EXERCISE PROMPT - Because the entries hold pictures, reproduce only their words, exactly as written.

Element data from apps and pages:
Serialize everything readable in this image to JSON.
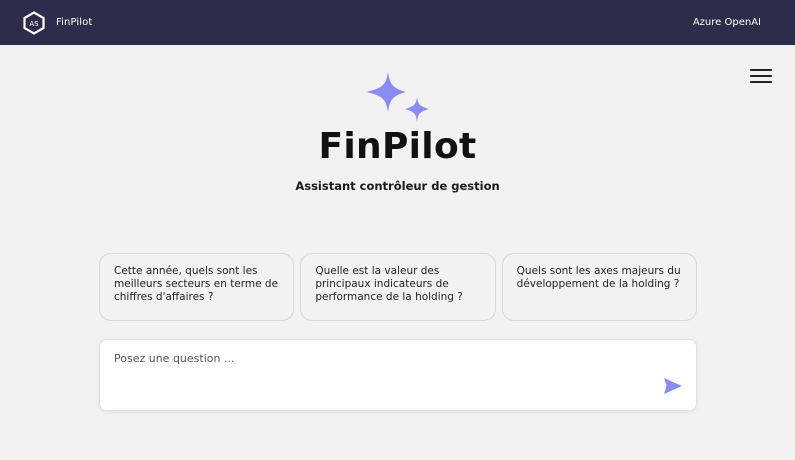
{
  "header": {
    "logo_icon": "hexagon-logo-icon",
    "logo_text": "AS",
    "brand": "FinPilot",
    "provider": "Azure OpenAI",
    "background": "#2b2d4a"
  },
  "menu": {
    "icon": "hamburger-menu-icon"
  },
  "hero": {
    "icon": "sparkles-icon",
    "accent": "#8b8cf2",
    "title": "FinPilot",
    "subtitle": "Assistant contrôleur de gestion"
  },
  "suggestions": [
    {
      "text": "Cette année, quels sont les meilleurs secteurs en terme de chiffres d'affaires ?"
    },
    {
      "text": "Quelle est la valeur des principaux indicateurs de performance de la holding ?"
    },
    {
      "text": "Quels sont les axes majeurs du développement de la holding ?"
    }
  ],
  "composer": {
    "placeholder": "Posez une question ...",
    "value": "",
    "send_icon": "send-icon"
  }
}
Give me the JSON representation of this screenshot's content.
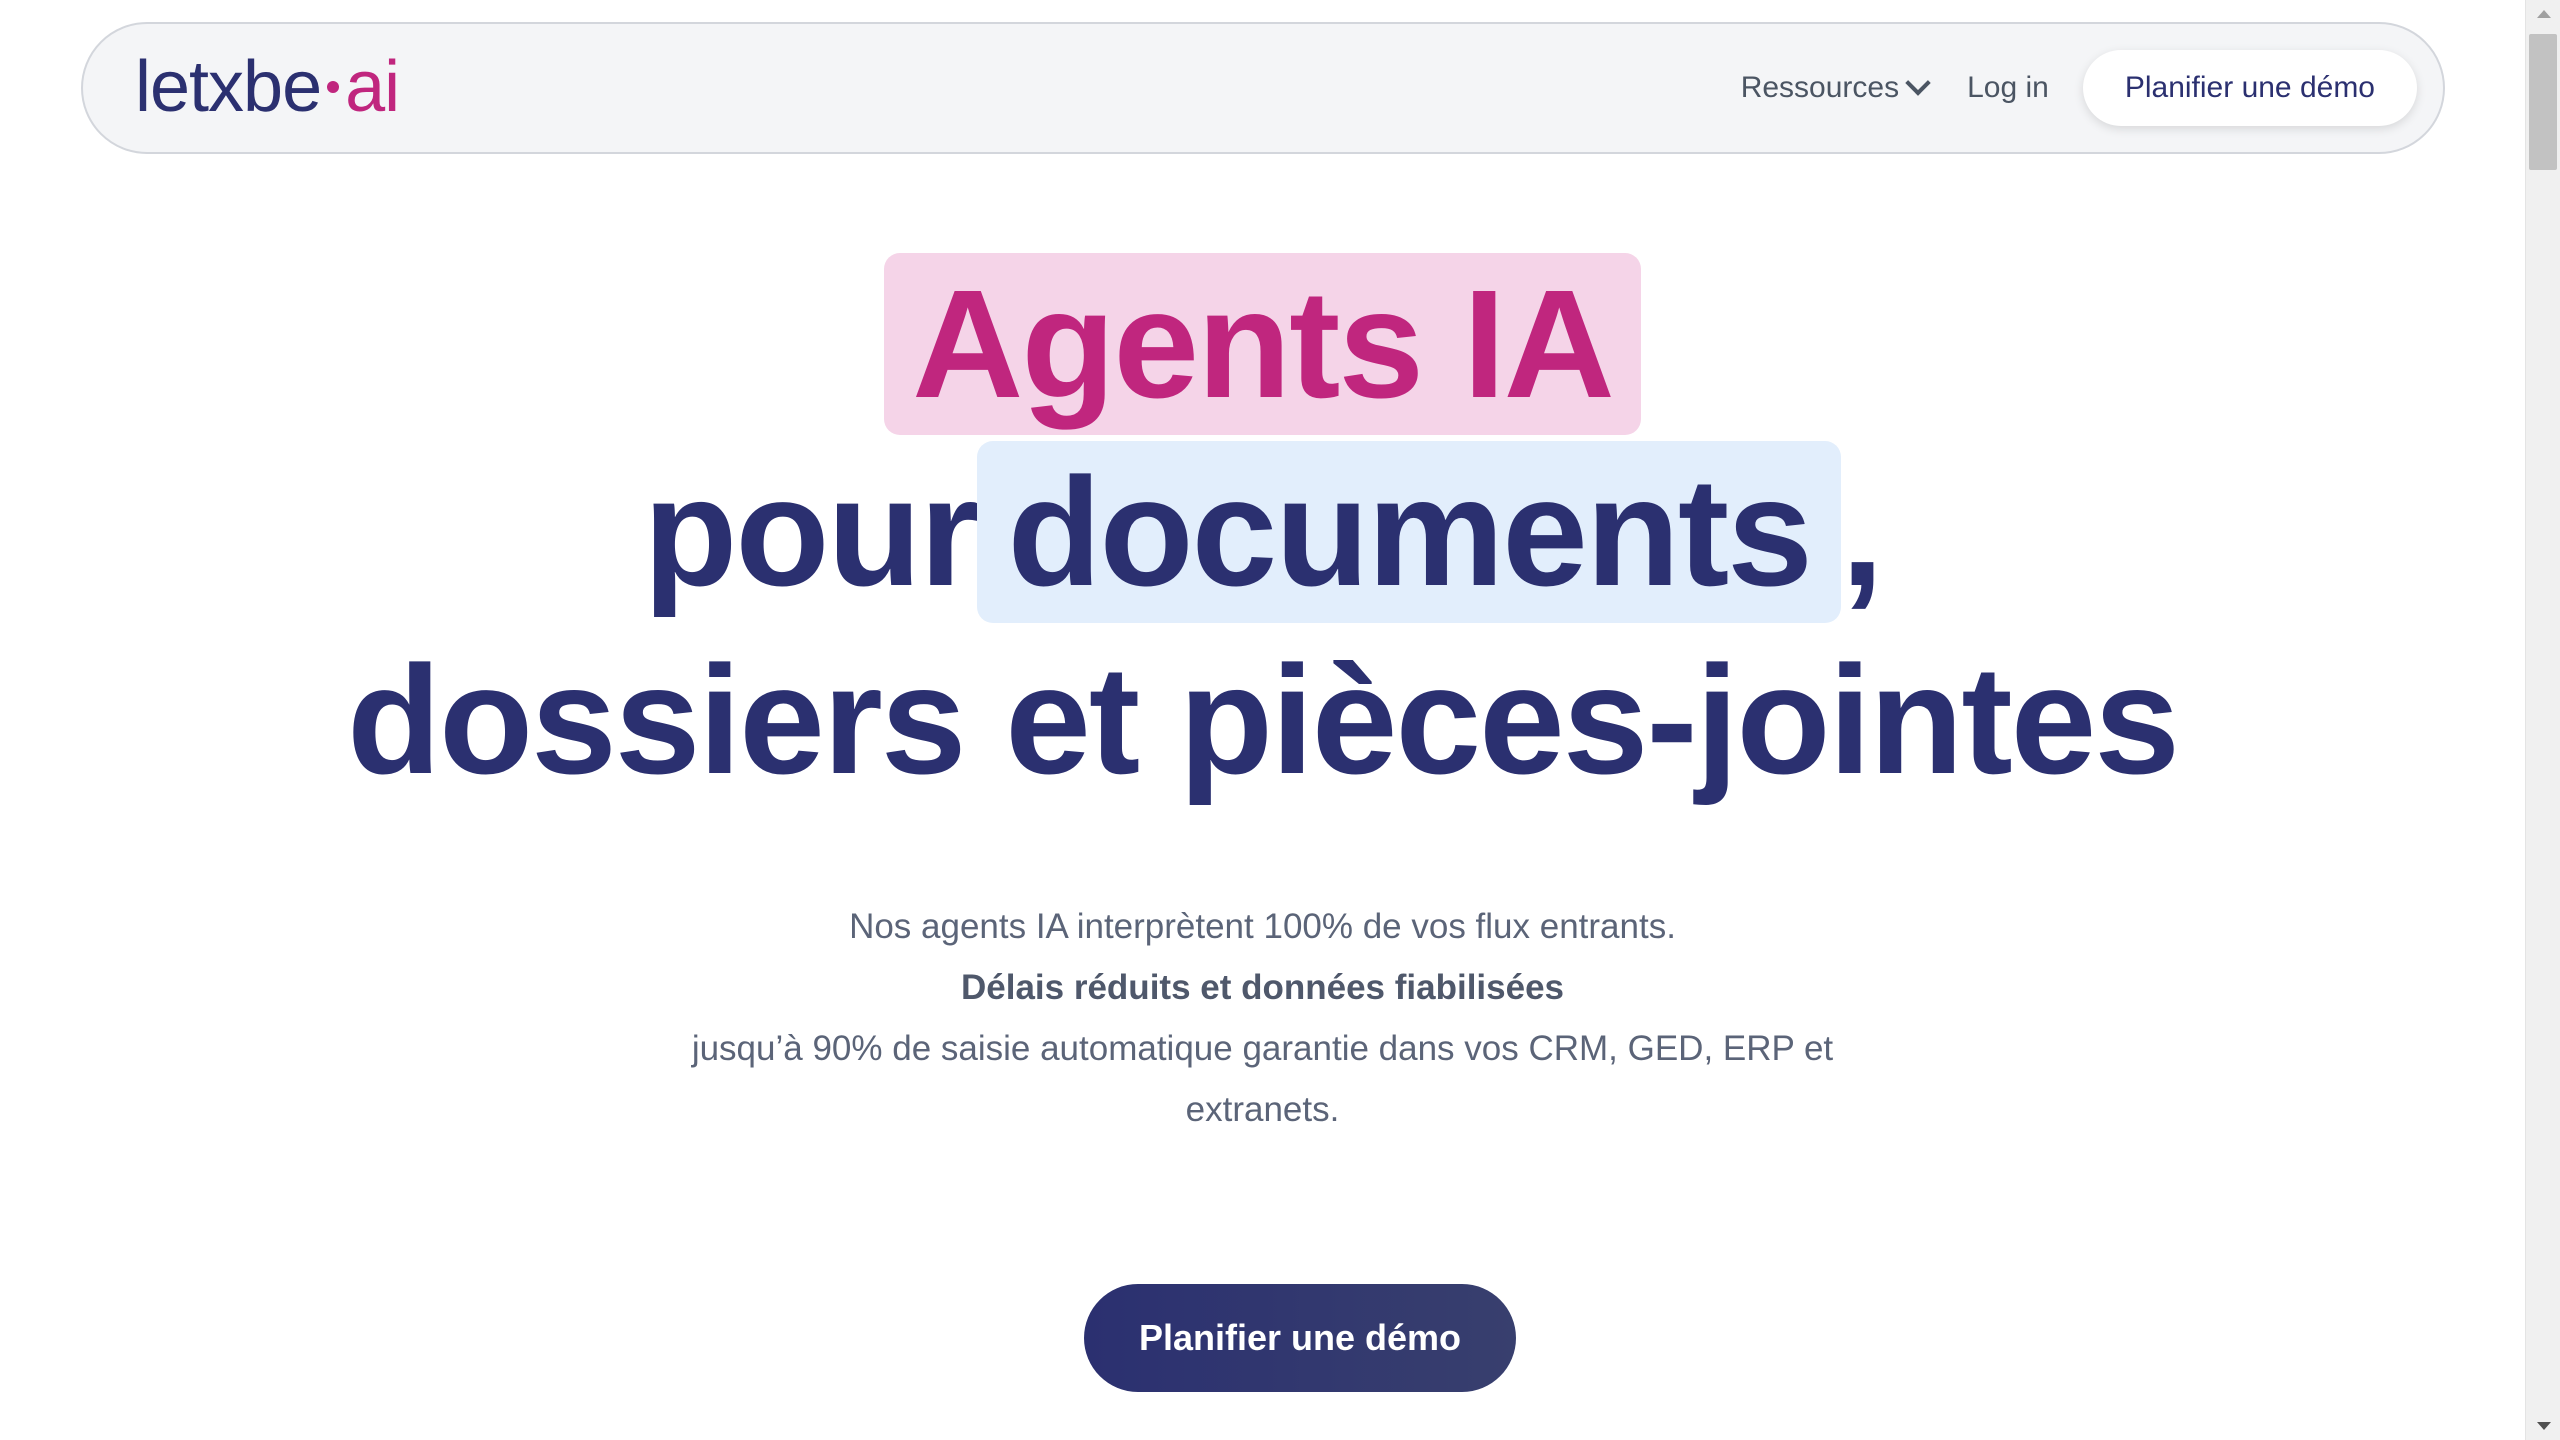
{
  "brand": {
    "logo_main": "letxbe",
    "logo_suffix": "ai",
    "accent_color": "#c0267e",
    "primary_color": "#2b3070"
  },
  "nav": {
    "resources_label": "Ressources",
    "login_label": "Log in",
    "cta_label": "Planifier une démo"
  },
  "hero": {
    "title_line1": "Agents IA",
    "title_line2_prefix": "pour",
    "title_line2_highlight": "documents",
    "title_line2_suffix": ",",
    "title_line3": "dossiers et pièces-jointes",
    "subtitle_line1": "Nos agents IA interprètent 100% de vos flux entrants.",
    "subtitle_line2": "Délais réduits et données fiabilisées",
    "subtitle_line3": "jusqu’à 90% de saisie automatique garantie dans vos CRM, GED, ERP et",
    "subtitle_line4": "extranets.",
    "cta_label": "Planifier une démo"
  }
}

EXERCISE RESULT -
Serialize everything readable in this image to JSON.
{
  "header": {
    "logo_icon": "hexagon-logo-icon",
    "logo_text": "AS",
    "brand": "FinPilot",
    "provider": "Azure OpenAI",
    "background": "#2b2d4a"
  },
  "menu": {
    "icon": "hamburger-menu-icon"
  },
  "hero": {
    "icon": "sparkles-icon",
    "accent": "#8b8cf2",
    "title": "FinPilot",
    "subtitle": "Assistant contrôleur de gestion"
  },
  "suggestions": [
    {
      "text": "Cette année, quels sont les meilleurs secteurs en terme de chiffres d'affaires ?"
    },
    {
      "text": "Quelle est la valeur des principaux indicateurs de performance de la holding ?"
    },
    {
      "text": "Quels sont les axes majeurs du développement de la holding ?"
    }
  ],
  "composer": {
    "placeholder": "Posez une question ...",
    "value": "",
    "send_icon": "send-icon"
  }
}
Give me the JSON representation of this screenshot's content.
{
  "brand": {
    "logo_main": "letxbe",
    "logo_suffix": "ai",
    "accent_color": "#c0267e",
    "primary_color": "#2b3070"
  },
  "nav": {
    "resources_label": "Ressources",
    "login_label": "Log in",
    "cta_label": "Planifier une démo"
  },
  "hero": {
    "title_line1": "Agents IA",
    "title_line2_prefix": "pour",
    "title_line2_highlight": "documents",
    "title_line2_suffix": ",",
    "title_line3": "dossiers et pièces-jointes",
    "subtitle_line1": "Nos agents IA interprètent 100% de vos flux entrants.",
    "subtitle_line2": "Délais réduits et données fiabilisées",
    "subtitle_line3": "jusqu’à 90% de saisie automatique garantie dans vos CRM, GED, ERP et",
    "subtitle_line4": "extranets.",
    "cta_label": "Planifier une démo"
  }
}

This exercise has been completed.